Much of state aid is handed out according to formulas, and, as local officials often tell The Eagle, those formulas hurt towns with small populations.

Gov. Maura Healey’s creation of a rural affairs director is a welcome development for western Massachusetts, officials say

Spilka also said she supports the East-West rail project, which would extend passenger rail service to Pittsfield and connect the eastern and western regions of the state.

“I’ve been a supporter of that from the get-go,” she said. “It would be a big boon not only to Western Massachusetts but the entire state,” she said.

Spilka also commented on the state program that uses empty state-owned buildings as shelters for unhoused people, saying she generally supports it. A vacant dormitory on the Massachusetts College of Liberal Arts campus may become a shelter for homeless families, The Eagle reported on Thursday.

“I think we need to find locations for folks that are homeless and be creative and innovative,” Spilka said. “We need to work with communities as well to ensure that whatever we do works best for them, and support them with the necessary resources and programs that may come along with that.”

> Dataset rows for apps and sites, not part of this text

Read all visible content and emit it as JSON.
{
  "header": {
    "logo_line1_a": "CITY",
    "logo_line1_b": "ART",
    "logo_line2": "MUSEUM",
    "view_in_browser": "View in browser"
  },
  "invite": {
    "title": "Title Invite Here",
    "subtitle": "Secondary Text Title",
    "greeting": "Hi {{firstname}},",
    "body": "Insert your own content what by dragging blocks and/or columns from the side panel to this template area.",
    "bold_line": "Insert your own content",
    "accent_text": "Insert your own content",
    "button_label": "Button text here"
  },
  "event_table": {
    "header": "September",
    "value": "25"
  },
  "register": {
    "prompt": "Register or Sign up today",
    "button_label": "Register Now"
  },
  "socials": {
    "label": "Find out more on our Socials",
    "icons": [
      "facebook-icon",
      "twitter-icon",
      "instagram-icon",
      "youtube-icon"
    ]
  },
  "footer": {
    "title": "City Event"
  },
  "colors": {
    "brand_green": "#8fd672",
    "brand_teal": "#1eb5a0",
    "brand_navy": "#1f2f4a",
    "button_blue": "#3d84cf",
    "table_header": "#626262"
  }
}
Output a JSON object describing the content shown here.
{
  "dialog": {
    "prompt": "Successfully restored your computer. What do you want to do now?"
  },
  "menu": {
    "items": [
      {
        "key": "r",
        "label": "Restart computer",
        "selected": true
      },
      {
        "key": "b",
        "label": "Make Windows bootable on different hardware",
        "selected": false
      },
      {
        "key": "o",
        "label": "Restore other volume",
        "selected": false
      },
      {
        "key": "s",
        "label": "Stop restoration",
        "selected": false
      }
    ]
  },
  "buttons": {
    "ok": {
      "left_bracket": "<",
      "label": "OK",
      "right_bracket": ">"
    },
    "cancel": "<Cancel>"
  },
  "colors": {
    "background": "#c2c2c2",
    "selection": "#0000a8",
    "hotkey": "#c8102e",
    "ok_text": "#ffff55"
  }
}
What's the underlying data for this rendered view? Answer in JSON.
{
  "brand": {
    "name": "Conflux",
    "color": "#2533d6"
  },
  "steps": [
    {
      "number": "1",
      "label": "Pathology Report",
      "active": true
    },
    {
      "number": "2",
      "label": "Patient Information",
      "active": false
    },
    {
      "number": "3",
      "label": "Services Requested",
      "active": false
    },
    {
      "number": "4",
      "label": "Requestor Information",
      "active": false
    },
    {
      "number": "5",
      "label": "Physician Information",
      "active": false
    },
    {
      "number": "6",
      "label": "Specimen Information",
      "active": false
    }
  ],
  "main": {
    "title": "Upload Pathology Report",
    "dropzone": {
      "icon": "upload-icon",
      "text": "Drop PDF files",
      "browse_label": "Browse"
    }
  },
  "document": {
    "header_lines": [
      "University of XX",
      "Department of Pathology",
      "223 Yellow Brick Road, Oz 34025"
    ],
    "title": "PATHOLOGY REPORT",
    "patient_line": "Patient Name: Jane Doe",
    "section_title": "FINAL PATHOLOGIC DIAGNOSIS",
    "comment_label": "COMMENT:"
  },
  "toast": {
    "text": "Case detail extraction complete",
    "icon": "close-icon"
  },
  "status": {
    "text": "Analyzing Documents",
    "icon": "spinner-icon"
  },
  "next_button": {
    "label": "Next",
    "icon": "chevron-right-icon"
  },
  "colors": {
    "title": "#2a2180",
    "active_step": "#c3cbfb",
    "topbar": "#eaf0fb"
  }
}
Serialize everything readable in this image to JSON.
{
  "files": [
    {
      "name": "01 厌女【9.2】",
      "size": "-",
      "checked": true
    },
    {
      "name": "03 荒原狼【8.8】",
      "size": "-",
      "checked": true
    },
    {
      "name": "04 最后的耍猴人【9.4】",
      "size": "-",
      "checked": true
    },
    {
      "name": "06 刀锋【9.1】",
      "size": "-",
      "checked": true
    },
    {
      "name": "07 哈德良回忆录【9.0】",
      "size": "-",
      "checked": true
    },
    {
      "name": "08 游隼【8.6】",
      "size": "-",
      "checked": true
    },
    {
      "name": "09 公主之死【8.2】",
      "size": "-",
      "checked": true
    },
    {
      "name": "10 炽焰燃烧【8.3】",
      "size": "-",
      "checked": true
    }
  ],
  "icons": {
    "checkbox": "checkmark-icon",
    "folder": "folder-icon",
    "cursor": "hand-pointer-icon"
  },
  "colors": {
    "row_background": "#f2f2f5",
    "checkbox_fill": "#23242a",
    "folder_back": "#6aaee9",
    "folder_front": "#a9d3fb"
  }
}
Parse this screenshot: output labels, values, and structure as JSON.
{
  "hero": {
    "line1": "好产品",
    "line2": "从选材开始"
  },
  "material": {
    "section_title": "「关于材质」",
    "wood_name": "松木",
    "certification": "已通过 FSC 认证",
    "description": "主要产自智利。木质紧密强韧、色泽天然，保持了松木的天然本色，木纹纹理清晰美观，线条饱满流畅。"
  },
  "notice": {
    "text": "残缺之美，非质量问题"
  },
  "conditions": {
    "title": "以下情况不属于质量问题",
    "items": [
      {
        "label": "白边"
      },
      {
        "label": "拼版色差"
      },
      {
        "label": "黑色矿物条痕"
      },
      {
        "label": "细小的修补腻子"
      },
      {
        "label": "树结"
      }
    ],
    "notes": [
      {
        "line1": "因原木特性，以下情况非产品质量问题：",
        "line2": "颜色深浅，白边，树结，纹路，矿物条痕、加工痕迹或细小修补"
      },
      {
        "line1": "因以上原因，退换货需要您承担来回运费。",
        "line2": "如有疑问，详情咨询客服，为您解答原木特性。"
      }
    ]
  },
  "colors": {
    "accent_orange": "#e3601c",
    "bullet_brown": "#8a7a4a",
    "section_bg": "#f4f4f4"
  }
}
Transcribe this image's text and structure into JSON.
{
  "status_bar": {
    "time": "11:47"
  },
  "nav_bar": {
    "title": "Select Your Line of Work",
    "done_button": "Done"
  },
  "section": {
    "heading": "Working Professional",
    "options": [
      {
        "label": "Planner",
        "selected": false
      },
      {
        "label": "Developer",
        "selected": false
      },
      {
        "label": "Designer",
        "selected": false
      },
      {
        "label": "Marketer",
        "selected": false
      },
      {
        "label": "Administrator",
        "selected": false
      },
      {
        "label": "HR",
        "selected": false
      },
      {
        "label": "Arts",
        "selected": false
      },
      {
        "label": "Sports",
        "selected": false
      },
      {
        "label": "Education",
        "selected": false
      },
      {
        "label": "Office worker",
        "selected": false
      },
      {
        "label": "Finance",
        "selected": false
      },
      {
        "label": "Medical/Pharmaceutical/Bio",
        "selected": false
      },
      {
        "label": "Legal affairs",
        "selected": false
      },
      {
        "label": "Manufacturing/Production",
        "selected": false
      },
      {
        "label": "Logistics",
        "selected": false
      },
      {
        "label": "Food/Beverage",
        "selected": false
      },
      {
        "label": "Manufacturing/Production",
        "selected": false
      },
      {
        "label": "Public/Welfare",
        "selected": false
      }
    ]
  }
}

Sten Spinella can be reached at sspinella@berkshireeagle.com.

Get up-to-the-minute news sent straight to your device.